God comes to those who have already prayed, read their Bible, turned up the worship music. God comes to those who ought to already be poised to hear Him and obey. God comes to those who have laid the solid foundations of their faith in order that they might know His voice when He speaks. And when you know it is God's voice, it's easier to just step in and go for it. You don't have to go back to the basics because you already have those down.
Saul is a guy who should have known better, especially by that point. He had been hand-selected out of all of Israel and anointed with oil by God. He had the wise priest, Samuel, guiding him every step of the way for a long time. He was a king who prayed and sought wisdom and knew well the foundations of the faith. But when it came time to put his faith in action, he wasn't ready. He couldn't make that transition on his own.
That's where many of us are. It's hard to make that leap. We know what God expects of us with spiritual milk, and it becomes our spiritual comfort zone. It becomes the thing to which we default when we're too nervous to go any further, when we're not sure if we're ready to step out the way that God is calling us to do. And then, we're exactly where we've been talking about this week - faithfully unfaithful at the very moment that God has been most clear with us.
So we have to understand how these things that we do faithfully every day, these little acts that we invest in on a regular basis, are not our faith; they are the foundations of our faith that allow us to live not just believing in God, but believing Him. They are the things that prepare us to act when He speaks, to know His voice and to trust it.

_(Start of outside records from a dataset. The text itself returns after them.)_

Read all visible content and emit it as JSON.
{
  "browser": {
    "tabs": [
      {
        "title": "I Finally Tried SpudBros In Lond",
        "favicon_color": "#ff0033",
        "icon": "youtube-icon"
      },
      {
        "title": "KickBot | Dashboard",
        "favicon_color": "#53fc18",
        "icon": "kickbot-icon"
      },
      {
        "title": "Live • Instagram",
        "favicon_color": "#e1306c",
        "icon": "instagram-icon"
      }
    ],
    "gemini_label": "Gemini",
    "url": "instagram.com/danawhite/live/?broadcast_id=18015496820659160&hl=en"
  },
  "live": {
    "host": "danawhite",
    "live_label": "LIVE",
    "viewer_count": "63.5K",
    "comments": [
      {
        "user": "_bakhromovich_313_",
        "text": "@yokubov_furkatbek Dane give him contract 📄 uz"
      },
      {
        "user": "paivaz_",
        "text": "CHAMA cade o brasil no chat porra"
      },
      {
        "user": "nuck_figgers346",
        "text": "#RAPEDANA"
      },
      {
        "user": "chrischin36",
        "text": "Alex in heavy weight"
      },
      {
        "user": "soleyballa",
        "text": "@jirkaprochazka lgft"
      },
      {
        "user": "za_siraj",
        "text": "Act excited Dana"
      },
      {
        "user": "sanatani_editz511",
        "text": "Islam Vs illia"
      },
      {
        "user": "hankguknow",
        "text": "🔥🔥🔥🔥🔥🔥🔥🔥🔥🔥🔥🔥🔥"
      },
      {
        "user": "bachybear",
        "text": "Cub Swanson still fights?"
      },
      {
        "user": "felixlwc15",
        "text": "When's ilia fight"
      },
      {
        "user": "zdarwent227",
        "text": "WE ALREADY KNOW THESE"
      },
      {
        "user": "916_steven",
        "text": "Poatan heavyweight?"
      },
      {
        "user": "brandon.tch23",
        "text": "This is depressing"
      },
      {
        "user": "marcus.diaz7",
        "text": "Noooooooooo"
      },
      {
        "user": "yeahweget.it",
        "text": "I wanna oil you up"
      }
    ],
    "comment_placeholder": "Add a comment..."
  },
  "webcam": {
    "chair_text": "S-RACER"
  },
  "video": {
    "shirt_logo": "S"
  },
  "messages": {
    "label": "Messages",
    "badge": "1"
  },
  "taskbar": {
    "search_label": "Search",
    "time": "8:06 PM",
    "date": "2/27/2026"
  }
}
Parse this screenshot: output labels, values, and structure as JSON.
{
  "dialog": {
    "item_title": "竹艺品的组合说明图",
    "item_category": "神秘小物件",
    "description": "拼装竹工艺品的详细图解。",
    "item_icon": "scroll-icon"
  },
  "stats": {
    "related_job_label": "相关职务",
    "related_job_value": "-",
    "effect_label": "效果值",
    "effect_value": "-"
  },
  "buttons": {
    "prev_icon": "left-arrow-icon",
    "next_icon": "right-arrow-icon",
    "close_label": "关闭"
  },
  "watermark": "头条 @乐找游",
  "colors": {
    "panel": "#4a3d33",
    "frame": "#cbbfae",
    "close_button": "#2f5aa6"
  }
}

And if your faith is not doing that for you, then it's time to rethink what exactly it is doing. What kind of faith are you building here? Is it the kind that will let you destroy everything when God speaks...or the kind that keeps you coming back to sacrifices because that's all you really know?